Google held an Asia Pacific event this week to discuss on updates with its machine learning capabilities and the open sourcing of the Tensorflow platform that its engineers used, but at one of the mini demonstrations to show off what machine learning can do in real life, Google took the opportunity to also display its new Nexus devices, namely the Nexus 6P and Nexus 5X.
We will be covering the Nexus 5X soon, but let’s focus on the flagship Nexus smartphone: make no mistake, Google and Huawei made zero compromises with the Nexus 6P – and it leaves an arresting first impression. It may look bulky in pictures, but when seen in real life the Nexus 6P is actually not that much larger than a Samsung Galaxy Note 5.

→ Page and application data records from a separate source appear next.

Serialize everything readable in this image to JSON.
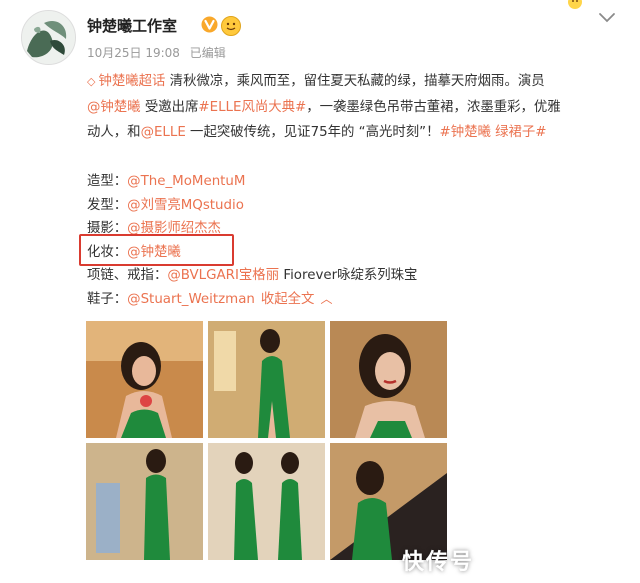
{
  "header": {
    "account_name": "钟楚曦工作室",
    "verified_icon": "verified-v-icon",
    "date": "10月25日 19:08",
    "edited": "已编辑"
  },
  "post": {
    "line1": [
      {
        "text": "钟楚曦超话",
        "link": true
      },
      {
        "text": " 清秋微凉，乘风而至，留住夏天私藏的绿，描摹天府烟雨。演员",
        "link": false
      }
    ],
    "line2": [
      {
        "text": "@钟楚曦",
        "link": true
      },
      {
        "text": " 受邀出席",
        "link": false
      },
      {
        "text": "#ELLE风尚大典#",
        "link": true
      },
      {
        "text": "，一袭墨绿色吊带古董裙，浓墨重彩，优雅",
        "link": false
      }
    ],
    "line3": [
      {
        "text": "动人，和",
        "link": false
      },
      {
        "text": "@ELLE",
        "link": true
      },
      {
        "text": " 一起突破传统，见证75年的 “高光时刻”！",
        "link": false
      },
      {
        "text": "#钟楚曦 绿裙子#",
        "link": true
      }
    ]
  },
  "credits": [
    {
      "label": "造型：",
      "value": "@The_MoMentuM",
      "extra": ""
    },
    {
      "label": "发型：",
      "value": "@刘雪亮MQstudio",
      "extra": ""
    },
    {
      "label": "摄影：",
      "value": "@摄影师绍杰杰",
      "extra": ""
    },
    {
      "label": "化妆：",
      "value": "@钟楚曦",
      "extra": ""
    },
    {
      "label": "项链、戒指：",
      "value": "@BVLGARI宝格丽",
      "extra": " Fiorever咏绽系列珠宝"
    },
    {
      "label": "鞋子：",
      "value": "@Stuart_Weitzman",
      "extra": ""
    }
  ],
  "collapse_label": "收起全文",
  "watermark": "快传号",
  "colors": {
    "link": "#eb7350",
    "highlight_box": "#d93b30",
    "dress_green": "#1f8a3c"
  }
}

The Nexus 6P on display was the Black version (though it really is a dark grey tone than black), while one of the Google staff at the demo area was using his own Silver Nexus 6P. In all honesty, the Silver variant is without a doubt one of the best-looking metal-clad smartphones released in recent times – there’s a sense of class in the way the alloy reflects light, while the contrast with the black camera strip at the top gives it a uniqueness that most phones today lack (just don’t tell that to ZTE).
As the flagship Android smartphone developed with Google, it is only fitting that the Nexus 6P packs the very best hardware available. The Nexus 6P sports a 5.7-inch 2K AMOLED display, a Qualcomm Snapdragon 810 processor paired with 3GB of RAM, up to 128GB of internal storage, a 3,450mAh battery, a 12.3MP rear Sony camera and an 8MP front-facing camera, a USB Type-C port (with support for fast charging), and of course, Android 6.0 Marshmallow out of the box.
Of course, those who prefer a more understated colour won’t feel out of place with the Black version. The Nexus letters at the back are visible only in certain angles, and the Huawei branding at the bottom is even harder to see from a distance.
The metal construction makes the entire phone feel really good in the hands; there’s a heftness to it that is very well balanced – it’s not too heavy nor is it too light, while the oh so subtle curve at the back ensures it is comfortable to hold. In fact, it is quite similar to Huawei’s own metal-clad Mate S flagship smartphone the Chinese company announced a few months ago.
Huawei’s expertise does not end there. At the back, a round fingerprint sensor is located just above the Nexus logo, and it uses the same sensor found on the Mate S – and that’s awesome, because that is one one the fastest around. Simply tap on the sensor with a registered finger, and the 6P unlocks in less than a blink of an eye.
That is where things look vastly different from the Mate S. The Nexus 6P is of course running on Android 6.0 Marshmallow, and while the UI may look largely similar as previous Android versions, most of Marshmallow’s new features are just a tap away or already working in the background.
The highlight, of course, is Now On Tap. This feature is basically Google Now on steroids, and is a major testament of Google’s advancements in machine learning. Now On Tap is activated on any screen with a long press of the Home button (just like Google Now). Android then scans what’s on the screen, before offering contextual suggestions that predict what you might want to do next. One example is when you’re having a conversation with a friend via text message, and decide to meet at a cafe later in the day. When activated, Now On Tap will offer suggestions such as creating a Calendar entry for that appointment, look up the location of the cafe in Maps, or show reviews of the cafe itself.
Some may call it magic, but to Google this is machine learning at work to make life easier for humans.
Unfortunately, being in a demo room with less than ideal conditions (and a rainy outdoor) meant that we couldn’t try out how impressive the new camera was. What was immediately noticeable was in the speed with which the camera app launches and locks focus; this was likely one area that Google spent a considerable amount of time on.
As far as first impressions go, the Nexus 6P really left me wanting to spend a lot more time than what I had with it. The premium construction was evident, the software is highly intriguing and quite frankly I’m curious how the camera performs. Thankfully, we won’t have to wait too long: Huawei Malaysia has mentioned that the company plans to launch the Nexus 6P in Malaysia as early as this month.